- TASK PROMPT:
Send every record back word for word.

- AVAILABLE DATA:
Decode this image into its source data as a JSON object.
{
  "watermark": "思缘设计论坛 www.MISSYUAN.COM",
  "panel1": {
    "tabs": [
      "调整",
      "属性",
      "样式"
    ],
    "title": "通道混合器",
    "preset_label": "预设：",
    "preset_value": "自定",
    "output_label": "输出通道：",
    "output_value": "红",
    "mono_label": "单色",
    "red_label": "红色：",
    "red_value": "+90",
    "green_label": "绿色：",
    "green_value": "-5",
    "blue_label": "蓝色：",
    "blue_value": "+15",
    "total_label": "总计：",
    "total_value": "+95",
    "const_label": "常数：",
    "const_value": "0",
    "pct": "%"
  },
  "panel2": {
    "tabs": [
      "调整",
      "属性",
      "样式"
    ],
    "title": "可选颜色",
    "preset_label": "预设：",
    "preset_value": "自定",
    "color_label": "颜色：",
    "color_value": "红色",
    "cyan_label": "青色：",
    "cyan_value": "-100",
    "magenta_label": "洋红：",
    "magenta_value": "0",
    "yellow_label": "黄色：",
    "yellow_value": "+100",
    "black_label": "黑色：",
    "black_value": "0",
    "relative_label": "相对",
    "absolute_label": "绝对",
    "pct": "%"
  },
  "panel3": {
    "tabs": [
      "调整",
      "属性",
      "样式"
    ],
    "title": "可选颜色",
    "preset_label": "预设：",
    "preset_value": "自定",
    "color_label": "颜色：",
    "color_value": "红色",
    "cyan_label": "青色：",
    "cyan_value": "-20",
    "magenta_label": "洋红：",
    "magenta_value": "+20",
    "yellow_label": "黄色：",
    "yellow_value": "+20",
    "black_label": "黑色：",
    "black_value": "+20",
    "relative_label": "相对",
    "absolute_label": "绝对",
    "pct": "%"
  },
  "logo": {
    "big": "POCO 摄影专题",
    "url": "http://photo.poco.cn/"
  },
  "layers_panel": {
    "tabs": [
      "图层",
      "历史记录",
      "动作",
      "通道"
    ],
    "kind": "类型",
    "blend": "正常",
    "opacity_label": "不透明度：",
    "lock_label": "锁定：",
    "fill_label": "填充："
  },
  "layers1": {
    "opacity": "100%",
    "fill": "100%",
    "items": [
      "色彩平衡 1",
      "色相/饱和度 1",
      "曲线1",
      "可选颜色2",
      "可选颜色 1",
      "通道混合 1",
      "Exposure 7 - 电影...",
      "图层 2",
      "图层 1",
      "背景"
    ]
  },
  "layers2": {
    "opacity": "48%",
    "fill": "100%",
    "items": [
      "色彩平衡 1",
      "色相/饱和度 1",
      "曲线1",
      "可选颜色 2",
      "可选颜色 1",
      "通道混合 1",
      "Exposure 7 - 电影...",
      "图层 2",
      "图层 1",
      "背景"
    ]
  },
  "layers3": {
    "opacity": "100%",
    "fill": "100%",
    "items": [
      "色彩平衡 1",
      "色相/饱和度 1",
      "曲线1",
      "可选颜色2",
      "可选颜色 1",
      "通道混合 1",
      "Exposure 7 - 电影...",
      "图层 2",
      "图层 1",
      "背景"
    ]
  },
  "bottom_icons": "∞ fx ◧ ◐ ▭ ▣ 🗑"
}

- ANSWER TO THE PROBLEM:
Decode this image into its source data as a JSON object.
{
  "watermark": "思缘设计论坛 www.MISSYUAN.COM",
  "panel1": {
    "tabs": [
      "调整",
      "属性",
      "样式"
    ],
    "title": "通道混合器",
    "preset_label": "预设：",
    "preset_value": "自定",
    "output_label": "输出通道：",
    "output_value": "红",
    "mono_label": "单色",
    "red_label": "红色：",
    "red_value": "+90",
    "green_label": "绿色：",
    "green_value": "-5",
    "blue_label": "蓝色：",
    "blue_value": "+15",
    "total_label": "总计：",
    "total_value": "+95",
    "const_label": "常数：",
    "const_value": "0",
    "pct": "%"
  },
  "panel2": {
    "tabs": [
      "调整",
      "属性",
      "样式"
    ],
    "title": "可选颜色",
    "preset_label": "预设：",
    "preset_value": "自定",
    "color_label": "颜色：",
    "color_value": "红色",
    "cyan_label": "青色：",
    "cyan_value": "-100",
    "magenta_label": "洋红：",
    "magenta_value": "0",
    "yellow_label": "黄色：",
    "yellow_value": "+100",
    "black_label": "黑色：",
    "black_value": "0",
    "relative_label": "相对",
    "absolute_label": "绝对",
    "pct": "%"
  },
  "panel3": {
    "tabs": [
      "调整",
      "属性",
      "样式"
    ],
    "title": "可选颜色",
    "preset_label": "预设：",
    "preset_value": "自定",
    "color_label": "颜色：",
    "color_value": "红色",
    "cyan_label": "青色：",
    "cyan_value": "-20",
    "magenta_label": "洋红：",
    "magenta_value": "+20",
    "yellow_label": "黄色：",
    "yellow_value": "+20",
    "black_label": "黑色：",
    "black_value": "+20",
    "relative_label": "相对",
    "absolute_label": "绝对",
    "pct": "%"
  },
  "logo": {
    "big": "POCO 摄影专题",
    "url": "http://photo.poco.cn/"
  },
  "layers_panel": {
    "tabs": [
      "图层",
      "历史记录",
      "动作",
      "通道"
    ],
    "kind": "类型",
    "blend": "正常",
    "opacity_label": "不透明度：",
    "lock_label": "锁定：",
    "fill_label": "填充："
  },
  "layers1": {
    "opacity": "100%",
    "fill": "100%",
    "items": [
      "色彩平衡 1",
      "色相/饱和度 1",
      "曲线1",
      "可选颜色2",
      "可选颜色 1",
      "通道混合 1",
      "Exposure 7 - 电影...",
      "图层 2",
      "图层 1",
      "背景"
    ]
  },
  "layers2": {
    "opacity": "48%",
    "fill": "100%",
    "items": [
      "色彩平衡 1",
      "色相/饱和度 1",
      "曲线1",
      "可选颜色 2",
      "可选颜色 1",
      "通道混合 1",
      "Exposure 7 - 电影...",
      "图层 2",
      "图层 1",
      "背景"
    ]
  },
  "layers3": {
    "opacity": "100%",
    "fill": "100%",
    "items": [
      "色彩平衡 1",
      "色相/饱和度 1",
      "曲线1",
      "可选颜色2",
      "可选颜色 1",
      "通道混合 1",
      "Exposure 7 - 电影...",
      "图层 2",
      "图层 1",
      "背景"
    ]
  },
  "bottom_icons": "∞ fx ◧ ◐ ▭ ▣ 🗑"
}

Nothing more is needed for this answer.